■ Task objective ■
What lines in the records below contain the string "Trees"? Copy every one.

★ ★ ★

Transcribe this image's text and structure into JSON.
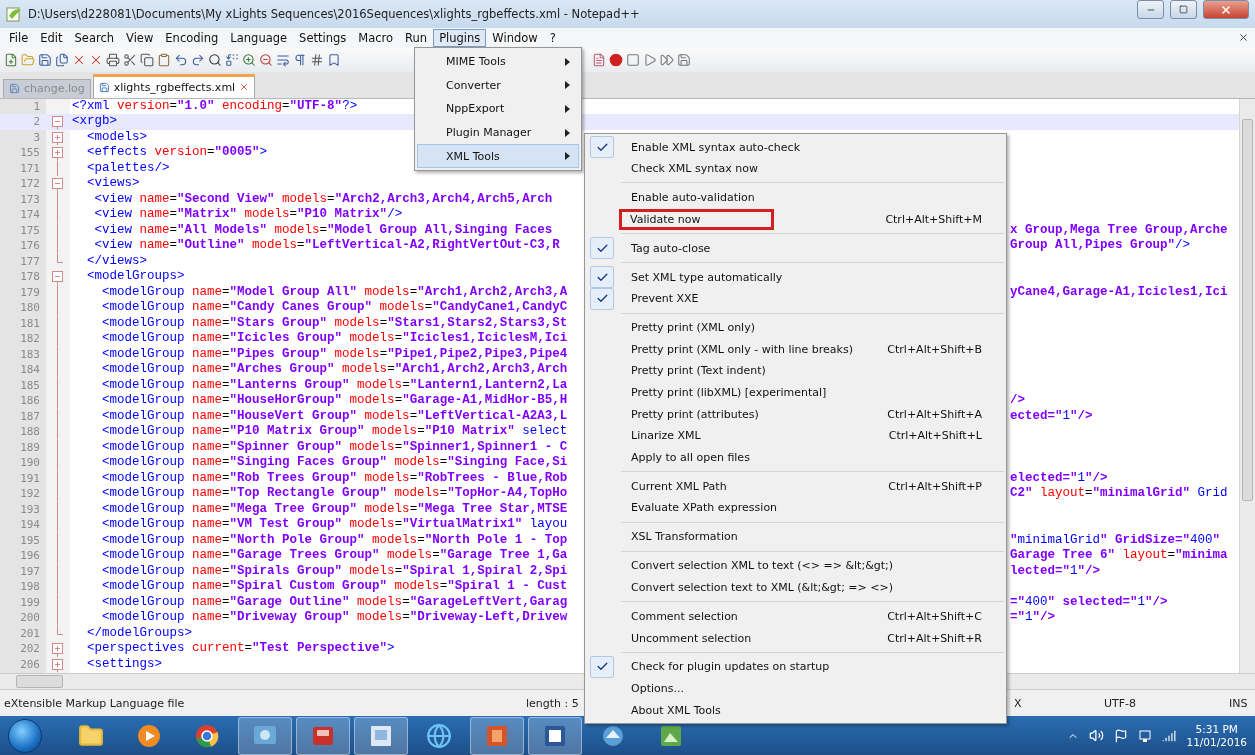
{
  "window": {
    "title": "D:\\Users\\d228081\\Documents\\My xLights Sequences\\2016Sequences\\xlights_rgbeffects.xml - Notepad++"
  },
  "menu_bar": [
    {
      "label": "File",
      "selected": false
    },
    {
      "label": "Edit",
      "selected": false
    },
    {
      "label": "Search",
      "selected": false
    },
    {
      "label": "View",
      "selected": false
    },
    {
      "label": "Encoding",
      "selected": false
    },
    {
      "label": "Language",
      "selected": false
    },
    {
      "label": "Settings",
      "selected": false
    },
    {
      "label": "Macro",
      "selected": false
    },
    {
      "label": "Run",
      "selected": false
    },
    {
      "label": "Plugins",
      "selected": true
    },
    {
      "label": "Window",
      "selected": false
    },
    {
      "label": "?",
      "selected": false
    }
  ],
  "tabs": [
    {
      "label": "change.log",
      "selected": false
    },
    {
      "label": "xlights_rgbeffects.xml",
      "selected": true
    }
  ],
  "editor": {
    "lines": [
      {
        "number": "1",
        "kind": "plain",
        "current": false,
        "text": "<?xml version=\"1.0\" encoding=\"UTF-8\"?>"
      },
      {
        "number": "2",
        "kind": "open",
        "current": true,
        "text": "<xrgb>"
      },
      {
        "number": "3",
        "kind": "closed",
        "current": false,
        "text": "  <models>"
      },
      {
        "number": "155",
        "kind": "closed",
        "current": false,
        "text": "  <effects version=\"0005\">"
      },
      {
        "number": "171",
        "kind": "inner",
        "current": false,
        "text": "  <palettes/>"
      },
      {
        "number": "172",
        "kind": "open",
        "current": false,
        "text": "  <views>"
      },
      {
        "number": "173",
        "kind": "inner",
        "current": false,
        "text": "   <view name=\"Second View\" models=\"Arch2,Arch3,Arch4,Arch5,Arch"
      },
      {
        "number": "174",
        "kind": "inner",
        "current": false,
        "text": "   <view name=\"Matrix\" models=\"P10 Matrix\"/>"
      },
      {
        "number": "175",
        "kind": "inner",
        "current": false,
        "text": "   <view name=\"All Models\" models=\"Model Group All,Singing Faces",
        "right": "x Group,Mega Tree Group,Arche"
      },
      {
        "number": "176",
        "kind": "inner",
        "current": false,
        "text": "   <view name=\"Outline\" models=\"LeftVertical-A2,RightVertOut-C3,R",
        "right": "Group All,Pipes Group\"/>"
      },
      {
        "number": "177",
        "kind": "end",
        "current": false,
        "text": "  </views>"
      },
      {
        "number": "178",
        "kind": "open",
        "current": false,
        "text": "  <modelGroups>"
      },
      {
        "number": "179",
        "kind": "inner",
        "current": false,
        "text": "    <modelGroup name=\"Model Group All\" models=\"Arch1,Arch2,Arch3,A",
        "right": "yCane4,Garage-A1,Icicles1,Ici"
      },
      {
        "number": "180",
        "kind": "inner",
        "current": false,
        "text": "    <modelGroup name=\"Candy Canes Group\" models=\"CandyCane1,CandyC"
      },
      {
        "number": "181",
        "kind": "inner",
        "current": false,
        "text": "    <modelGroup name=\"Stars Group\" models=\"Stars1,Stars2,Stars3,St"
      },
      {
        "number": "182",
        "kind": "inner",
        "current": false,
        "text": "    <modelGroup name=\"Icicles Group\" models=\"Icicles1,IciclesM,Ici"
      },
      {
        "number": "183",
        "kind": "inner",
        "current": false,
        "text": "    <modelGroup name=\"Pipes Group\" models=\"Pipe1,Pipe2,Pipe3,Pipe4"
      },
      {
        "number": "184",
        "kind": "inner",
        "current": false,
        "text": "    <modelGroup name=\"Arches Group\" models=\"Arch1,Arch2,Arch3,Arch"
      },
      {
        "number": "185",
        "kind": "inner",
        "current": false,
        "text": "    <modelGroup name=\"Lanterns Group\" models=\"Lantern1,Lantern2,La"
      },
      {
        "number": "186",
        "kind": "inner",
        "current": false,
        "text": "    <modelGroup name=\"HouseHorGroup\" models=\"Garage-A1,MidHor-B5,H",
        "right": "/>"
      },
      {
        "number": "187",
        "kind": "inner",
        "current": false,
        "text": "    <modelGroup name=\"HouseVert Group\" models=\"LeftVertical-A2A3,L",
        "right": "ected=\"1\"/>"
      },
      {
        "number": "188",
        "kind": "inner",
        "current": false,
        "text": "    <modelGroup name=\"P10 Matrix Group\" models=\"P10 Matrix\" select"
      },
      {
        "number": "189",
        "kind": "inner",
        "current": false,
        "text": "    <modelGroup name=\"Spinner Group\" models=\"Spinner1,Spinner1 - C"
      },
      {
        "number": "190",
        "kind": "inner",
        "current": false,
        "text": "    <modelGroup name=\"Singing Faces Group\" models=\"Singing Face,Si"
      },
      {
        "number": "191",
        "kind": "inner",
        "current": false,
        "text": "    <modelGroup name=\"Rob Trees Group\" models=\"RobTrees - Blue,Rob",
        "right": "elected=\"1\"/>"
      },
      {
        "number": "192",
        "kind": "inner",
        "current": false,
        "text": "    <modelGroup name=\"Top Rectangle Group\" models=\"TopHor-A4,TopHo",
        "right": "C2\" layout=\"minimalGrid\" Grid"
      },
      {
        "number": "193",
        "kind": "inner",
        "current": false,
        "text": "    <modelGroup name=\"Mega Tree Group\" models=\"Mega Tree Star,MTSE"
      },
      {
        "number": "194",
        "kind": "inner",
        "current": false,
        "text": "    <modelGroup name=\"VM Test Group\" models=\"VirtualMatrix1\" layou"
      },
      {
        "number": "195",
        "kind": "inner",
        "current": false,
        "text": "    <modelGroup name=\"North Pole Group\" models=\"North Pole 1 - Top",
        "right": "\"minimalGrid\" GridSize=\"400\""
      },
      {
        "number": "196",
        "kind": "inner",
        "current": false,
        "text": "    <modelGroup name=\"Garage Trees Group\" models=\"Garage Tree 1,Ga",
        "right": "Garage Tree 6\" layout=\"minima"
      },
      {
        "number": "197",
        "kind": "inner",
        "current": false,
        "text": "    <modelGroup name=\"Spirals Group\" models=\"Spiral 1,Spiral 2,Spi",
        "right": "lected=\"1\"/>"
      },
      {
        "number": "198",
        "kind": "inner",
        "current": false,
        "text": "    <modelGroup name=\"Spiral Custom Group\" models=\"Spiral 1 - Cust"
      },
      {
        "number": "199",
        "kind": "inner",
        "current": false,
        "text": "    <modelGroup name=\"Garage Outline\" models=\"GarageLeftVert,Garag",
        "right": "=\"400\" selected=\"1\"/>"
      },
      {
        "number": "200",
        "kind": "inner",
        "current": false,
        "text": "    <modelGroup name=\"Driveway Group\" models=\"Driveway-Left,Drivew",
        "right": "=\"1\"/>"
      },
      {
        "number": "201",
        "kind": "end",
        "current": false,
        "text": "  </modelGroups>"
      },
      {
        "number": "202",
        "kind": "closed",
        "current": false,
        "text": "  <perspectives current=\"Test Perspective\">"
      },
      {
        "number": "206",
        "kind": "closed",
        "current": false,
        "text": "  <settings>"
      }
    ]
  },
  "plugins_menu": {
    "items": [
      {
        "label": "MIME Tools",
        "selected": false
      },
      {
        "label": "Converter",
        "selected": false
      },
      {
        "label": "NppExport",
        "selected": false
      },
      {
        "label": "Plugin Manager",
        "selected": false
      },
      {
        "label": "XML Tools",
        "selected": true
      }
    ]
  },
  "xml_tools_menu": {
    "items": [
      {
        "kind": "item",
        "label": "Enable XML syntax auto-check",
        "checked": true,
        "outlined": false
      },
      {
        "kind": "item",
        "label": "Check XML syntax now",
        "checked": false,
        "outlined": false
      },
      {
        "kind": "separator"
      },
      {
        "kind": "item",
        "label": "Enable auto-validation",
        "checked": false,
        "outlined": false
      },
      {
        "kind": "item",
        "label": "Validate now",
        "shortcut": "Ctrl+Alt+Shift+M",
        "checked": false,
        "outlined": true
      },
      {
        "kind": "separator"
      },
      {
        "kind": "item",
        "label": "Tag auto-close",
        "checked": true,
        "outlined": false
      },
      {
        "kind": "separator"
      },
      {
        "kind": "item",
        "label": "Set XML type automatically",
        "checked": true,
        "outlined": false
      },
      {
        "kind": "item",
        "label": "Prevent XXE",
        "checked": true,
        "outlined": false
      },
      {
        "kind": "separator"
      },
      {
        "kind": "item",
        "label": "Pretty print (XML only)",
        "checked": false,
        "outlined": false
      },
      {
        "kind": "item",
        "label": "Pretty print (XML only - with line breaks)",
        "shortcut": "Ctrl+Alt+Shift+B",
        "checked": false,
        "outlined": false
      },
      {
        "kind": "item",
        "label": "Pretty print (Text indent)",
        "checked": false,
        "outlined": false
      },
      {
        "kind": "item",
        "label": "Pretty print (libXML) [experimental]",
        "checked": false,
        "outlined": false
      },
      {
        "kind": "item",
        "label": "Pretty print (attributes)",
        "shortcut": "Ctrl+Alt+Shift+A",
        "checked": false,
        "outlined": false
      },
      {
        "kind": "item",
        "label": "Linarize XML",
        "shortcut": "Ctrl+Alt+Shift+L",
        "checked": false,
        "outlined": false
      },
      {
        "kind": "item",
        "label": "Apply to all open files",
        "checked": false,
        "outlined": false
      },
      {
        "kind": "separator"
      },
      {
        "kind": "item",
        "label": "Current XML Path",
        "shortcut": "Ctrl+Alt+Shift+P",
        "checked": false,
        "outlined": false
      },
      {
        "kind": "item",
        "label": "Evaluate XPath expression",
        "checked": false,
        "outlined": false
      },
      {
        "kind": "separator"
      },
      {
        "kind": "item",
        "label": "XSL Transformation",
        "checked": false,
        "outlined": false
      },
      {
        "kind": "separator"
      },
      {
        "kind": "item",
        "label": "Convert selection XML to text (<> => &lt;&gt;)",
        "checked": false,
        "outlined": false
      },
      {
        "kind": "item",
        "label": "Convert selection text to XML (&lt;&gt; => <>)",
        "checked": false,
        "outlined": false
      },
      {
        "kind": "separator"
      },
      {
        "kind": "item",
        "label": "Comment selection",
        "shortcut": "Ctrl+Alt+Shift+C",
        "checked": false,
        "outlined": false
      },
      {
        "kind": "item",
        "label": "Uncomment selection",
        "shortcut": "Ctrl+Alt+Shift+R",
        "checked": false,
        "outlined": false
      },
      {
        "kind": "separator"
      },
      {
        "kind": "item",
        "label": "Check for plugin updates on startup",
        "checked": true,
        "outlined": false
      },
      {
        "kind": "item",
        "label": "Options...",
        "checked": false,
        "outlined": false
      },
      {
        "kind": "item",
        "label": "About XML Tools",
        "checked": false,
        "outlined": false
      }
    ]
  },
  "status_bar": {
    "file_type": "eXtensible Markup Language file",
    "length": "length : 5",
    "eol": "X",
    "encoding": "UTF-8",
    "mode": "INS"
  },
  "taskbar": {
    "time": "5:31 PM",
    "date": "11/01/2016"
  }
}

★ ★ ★

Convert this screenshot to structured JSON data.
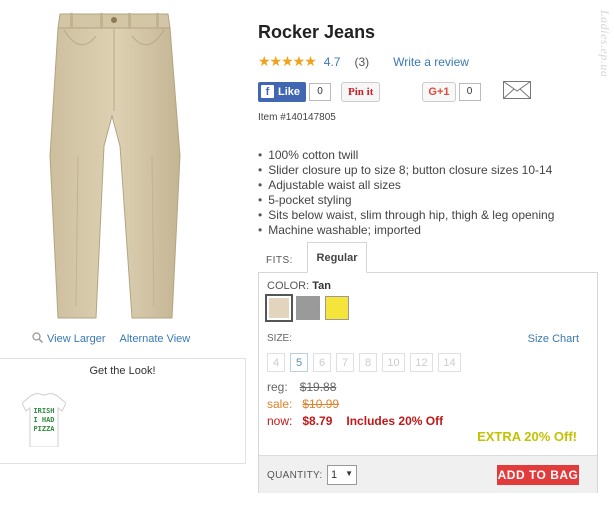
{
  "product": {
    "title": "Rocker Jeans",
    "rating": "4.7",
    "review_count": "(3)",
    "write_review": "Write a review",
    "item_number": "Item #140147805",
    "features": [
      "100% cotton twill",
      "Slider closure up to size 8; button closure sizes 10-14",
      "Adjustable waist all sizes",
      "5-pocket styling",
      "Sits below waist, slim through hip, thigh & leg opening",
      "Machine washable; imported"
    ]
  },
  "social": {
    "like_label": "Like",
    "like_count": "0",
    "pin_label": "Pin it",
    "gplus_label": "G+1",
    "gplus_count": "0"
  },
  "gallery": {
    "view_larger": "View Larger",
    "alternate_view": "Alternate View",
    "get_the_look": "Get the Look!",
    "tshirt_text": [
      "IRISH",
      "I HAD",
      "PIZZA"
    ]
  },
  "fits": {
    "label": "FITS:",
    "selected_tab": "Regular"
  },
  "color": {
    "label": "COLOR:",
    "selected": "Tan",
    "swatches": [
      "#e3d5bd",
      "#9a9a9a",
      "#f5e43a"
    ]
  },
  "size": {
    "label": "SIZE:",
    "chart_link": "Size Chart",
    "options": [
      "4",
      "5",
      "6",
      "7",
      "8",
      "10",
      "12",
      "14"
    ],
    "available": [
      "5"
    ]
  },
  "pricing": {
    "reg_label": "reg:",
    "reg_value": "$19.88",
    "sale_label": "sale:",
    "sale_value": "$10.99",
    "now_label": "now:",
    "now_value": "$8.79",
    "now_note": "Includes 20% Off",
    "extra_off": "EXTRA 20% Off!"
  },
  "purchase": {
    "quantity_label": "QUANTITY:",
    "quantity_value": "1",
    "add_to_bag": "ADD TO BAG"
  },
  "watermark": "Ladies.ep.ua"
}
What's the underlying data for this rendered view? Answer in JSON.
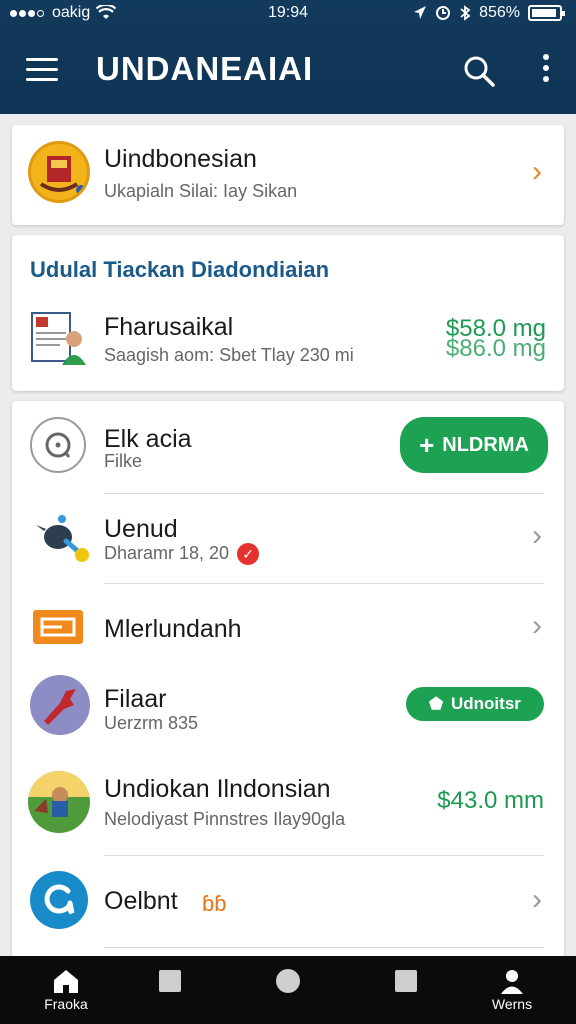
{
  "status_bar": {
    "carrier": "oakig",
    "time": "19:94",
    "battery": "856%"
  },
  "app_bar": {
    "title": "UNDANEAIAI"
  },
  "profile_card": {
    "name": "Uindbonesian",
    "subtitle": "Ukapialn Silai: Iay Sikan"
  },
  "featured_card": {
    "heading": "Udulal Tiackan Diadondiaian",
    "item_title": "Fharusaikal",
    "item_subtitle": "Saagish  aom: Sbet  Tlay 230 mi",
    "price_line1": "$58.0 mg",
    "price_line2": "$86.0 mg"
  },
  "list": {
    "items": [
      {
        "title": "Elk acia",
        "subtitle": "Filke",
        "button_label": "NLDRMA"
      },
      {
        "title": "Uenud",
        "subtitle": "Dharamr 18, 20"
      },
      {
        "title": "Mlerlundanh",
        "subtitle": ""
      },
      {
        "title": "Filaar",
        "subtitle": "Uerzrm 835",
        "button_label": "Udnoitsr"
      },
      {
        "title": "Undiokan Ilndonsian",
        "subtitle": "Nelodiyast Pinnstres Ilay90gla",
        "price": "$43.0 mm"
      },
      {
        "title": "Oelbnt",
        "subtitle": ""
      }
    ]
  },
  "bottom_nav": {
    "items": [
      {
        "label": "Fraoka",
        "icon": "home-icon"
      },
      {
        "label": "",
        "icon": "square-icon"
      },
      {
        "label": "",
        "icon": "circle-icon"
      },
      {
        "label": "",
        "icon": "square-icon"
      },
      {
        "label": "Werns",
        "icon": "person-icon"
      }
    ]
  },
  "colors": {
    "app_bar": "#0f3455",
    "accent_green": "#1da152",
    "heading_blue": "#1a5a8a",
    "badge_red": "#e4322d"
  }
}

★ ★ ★

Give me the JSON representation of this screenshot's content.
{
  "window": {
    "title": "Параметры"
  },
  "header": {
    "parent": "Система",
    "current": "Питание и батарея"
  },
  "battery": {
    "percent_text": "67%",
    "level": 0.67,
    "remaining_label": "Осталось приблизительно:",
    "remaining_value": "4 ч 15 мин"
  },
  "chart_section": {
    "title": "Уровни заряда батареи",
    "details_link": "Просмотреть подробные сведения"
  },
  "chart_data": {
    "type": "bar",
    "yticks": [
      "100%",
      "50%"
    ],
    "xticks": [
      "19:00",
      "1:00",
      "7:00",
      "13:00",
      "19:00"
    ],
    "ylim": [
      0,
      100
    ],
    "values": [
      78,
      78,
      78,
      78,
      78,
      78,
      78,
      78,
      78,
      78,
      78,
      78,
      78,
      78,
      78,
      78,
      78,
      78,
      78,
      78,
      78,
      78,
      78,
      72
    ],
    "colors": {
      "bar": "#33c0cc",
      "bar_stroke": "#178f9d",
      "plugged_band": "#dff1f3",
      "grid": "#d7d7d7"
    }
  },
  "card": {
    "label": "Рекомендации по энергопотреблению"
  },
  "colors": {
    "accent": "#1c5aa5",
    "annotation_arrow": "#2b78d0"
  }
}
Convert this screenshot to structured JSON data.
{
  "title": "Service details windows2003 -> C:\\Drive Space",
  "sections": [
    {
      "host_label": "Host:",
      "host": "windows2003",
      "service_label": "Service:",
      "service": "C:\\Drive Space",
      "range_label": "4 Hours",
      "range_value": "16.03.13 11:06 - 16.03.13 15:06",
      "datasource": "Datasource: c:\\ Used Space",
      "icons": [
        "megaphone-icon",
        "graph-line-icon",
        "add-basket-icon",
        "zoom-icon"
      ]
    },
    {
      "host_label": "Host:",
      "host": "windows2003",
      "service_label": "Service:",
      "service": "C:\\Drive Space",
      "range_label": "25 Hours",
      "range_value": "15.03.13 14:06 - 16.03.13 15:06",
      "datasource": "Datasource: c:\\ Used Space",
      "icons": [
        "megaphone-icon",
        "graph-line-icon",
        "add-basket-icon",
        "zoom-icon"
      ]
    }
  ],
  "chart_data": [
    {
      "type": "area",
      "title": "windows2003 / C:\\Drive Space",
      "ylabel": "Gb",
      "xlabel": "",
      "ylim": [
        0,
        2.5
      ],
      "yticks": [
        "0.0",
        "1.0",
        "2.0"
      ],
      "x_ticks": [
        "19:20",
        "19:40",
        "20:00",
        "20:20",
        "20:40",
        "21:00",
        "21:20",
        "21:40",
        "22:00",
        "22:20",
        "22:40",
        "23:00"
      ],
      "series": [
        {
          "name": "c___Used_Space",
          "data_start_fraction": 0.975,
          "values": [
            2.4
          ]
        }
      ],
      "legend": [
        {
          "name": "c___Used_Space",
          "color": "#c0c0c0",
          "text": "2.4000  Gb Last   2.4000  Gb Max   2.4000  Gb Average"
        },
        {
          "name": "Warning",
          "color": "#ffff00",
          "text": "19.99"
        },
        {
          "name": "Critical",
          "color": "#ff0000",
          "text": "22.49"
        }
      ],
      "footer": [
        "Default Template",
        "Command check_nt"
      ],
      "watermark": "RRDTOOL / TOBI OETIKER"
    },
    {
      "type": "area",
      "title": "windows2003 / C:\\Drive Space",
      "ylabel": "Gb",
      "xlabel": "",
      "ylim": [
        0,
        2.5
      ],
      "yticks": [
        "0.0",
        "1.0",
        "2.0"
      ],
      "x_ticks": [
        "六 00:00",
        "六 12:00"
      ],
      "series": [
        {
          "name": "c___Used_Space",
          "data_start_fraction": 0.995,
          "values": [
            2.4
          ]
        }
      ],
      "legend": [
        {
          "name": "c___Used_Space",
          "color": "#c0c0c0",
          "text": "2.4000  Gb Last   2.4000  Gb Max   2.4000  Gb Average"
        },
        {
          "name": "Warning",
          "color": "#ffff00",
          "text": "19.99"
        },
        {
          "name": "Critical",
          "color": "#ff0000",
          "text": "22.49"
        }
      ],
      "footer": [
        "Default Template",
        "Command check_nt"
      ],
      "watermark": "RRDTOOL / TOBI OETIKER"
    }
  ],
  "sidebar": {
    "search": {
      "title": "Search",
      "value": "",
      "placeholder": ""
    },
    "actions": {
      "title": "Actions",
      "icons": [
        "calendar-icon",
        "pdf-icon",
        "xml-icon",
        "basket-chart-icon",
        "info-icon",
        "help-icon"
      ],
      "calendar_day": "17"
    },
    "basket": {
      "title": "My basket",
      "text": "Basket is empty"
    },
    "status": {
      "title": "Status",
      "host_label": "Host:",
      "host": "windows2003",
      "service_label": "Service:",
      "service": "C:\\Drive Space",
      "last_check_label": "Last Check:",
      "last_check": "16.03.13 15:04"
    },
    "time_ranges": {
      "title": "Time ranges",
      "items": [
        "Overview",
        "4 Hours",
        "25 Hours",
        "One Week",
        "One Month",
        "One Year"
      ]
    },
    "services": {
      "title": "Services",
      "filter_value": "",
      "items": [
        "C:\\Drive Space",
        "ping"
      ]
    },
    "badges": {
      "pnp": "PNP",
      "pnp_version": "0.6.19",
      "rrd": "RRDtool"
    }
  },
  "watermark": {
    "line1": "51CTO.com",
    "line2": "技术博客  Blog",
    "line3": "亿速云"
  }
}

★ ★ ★

■ Solution for this task ■
        "text": "    <modelGroup name=\"Rob Trees Group\" models=\"RobTrees - Blue,Rob",
        "text": "    <modelGroup name=\"Garage Trees Group\" models=\"Garage Tree 1,Ga",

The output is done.